The house is almost completely still. The heater has just kicked on behind me, but the kids are at school and our super cool, very old dog is fast asleep at my feet. No one is talking to me. No one is clinging to me. No one is fighting with anyone else.
And. Every. Muscle. Every. Cell. Has. Settled. Into. The. Silence.
Quiet and stillness are saving my life right now. Or at least restoring it to me before the beautiful, noisy madness descends again. My cousin helpfully pointed out the life-saving nature of quiet in a world inundated with noise; even more in the age of the iPod, the radio, the Wii.
When I was working full-time and on the path to burnout, I had one day off every week. I spent it with my youngest two children at home, mostly doing housework but also some play. It was time for which I was grateful but which was, unsurprisingly, completely absent of anything like quiet and rest.
When I went on medical leave, the first thing I noticed was how quiet it was when, unwell at home, I was all alone. And that quiet, paid for two days a week with my daughter being cared for by her babysitter, helped bring me back to life.
To this day, quiet and rest are saving my life.
What is saving your life right now?
Barbara Brown Taylor was asked that question after exiting ministry, and I find myself returning to it often these days. The unwelcome drama of US politics and my own obsession with it has stilted my recovery; I respond frantically, with more writing, some marching, phone calls to officials, and less sleeping. I am frequently tense and strained.

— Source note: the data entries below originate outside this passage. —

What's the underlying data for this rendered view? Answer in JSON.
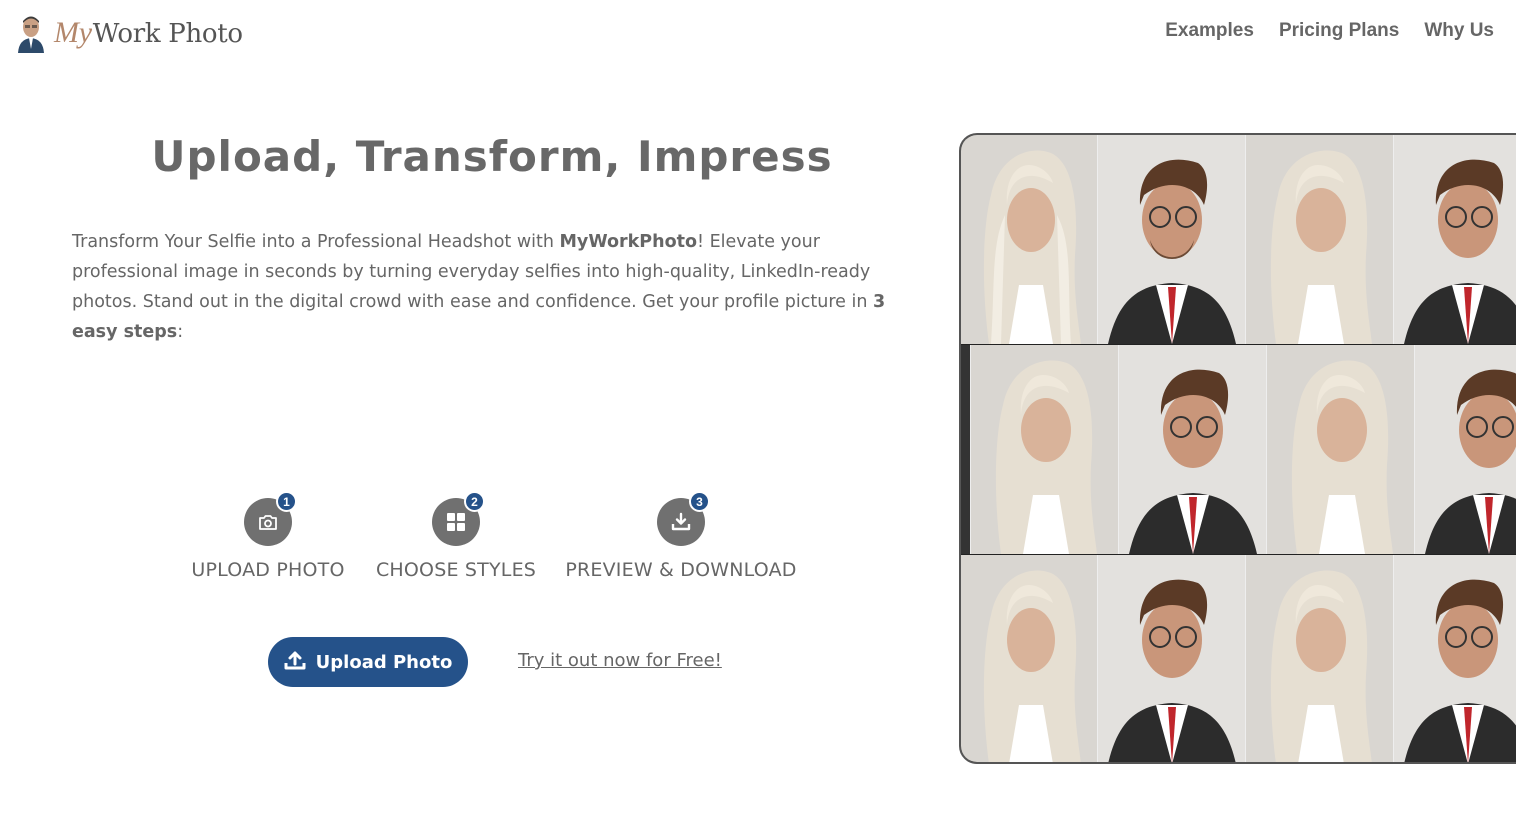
{
  "header": {
    "logo_text_my": "My",
    "logo_text_rest": "Work Photo",
    "nav": [
      "Examples",
      "Pricing Plans",
      "Why Us"
    ]
  },
  "hero": {
    "title": "Upload, Transform, Impress",
    "intro_part1": "Transform Your Selfie into a Professional Headshot with ",
    "intro_brand": "MyWorkPhoto",
    "intro_part2": "! Elevate your professional image in seconds by turning everyday selfies into high-quality, LinkedIn-ready photos. Stand out in the digital crowd with ease and confidence. Get your profile picture in ",
    "intro_steps": "3 easy steps",
    "intro_end": ":"
  },
  "steps": [
    {
      "number": "1",
      "label": "UPLOAD PHOTO",
      "icon": "camera-icon"
    },
    {
      "number": "2",
      "label": "CHOOSE STYLES",
      "icon": "grid-icon"
    },
    {
      "number": "3",
      "label": "PREVIEW & DOWNLOAD",
      "icon": "download-icon"
    }
  ],
  "cta": {
    "upload_label": "Upload Photo",
    "try_label": "Try it out now for Free!"
  },
  "colors": {
    "accent": "#25528a",
    "text": "#666666",
    "icon_bg": "#707070"
  }
}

My husband says I should stay off of my smart phone, opting out of my habit of gorging on news and jumping into online conflict. And of course he is right. But I am also looking for things to hold onto; bits of joy or steadiness that can keep me afloat. In the deluge of bad news, it is easy to get overwhelmed and be blinded to what is present and normal and beautiful.
So what what else is saving my life these days? And what is saving yours?
My children, as usual, are saving my life. The oldest two are keenly interested in the politics that keep me up at night, but at the end of the day, the needs and interests of all four draw me into the most life-giving tasks I have: grocery shopping for their lunches and dinners; trudging with them through the snow on our way home from school; reading fairy tales to my littlest ones before putting them to bed (which still requires snuggles from Mommy before they can go to sleep); giving my full attention to my more-often-listening-than-listened-to second son and being amazed at his emotional intelligence and self-knowledge; reading a book next to my oldest son after everyone else is in bed while he, my most social of social butterflies, does his homework (he says it helps to have someone around, even if we're not talking).
My children are saving my life right now.
What is saving your life?
Books are saving my life right now, as they have before and no doubt will until I die. I read article upon article these days about this or that travesty of justice, but they leave me spinning like a top, ready to crash to the ground at any moment. Books--good-books--pull me upright when life has me bowed to the ground. My sense of perspective and purpose grows steadier when rooted in the words of the great storytellers, teachers and leaders who put them to paper.
I have multiple books that have passed in and out of my house these past months courtesy of our local public library. In between, I turn back to my favourite re-reads: at the moment it is Harry Potter, which seems appropriate given the real-time takeover of the Muggle government in my country of birth. Harry's story pulls me just enough out of my own [sudden thought: I am living my own story! YOU are living your own story!] that I can reenter less burdened by the heaviness of all that is happening around the world.
Books are saving my life right now.
What is saving your life?
Preparing for our impending trip to Israel is saving my life right now. I have taken to daily Hebrew practice and could swear I gain a few years of life every time I do. Dag, fish! Bitzah, egg! Anachnu ohevim basar, we love meat! I started studying Hebrew when I was 18 years old so it settled nicely in my then-squishy brain. I still throw it at my children and husband or the vacuum/printer when it feels appropriate: "Mah zeh?" (What's this?) "B'emet?" (Really?) Akhshav! (Now!) They tolerate it (albeit with rolled eyes) and sometimes even verbally respond. But I am excited to use the language again among people who actually speak it.
(Thinking about this cracks me up; my poor family, they put up with so much living with me.)
Practicing Hebrew is saving my life right now.
What is saving your life?
Followers of Jesus tend to think of salvation only in terms of The Big Things. And, to be sure, there are good reasons for it. But for me, right now, it is the little things that, woven together, lift up my head and set my feet more firmly on the path that is my own. As one who believes in a God-made-flesh, in eternity wrapped up in tiny mortality, receiving life and power in the small and ordinary is a perfectly logical, perfectly magnificent way to be saved.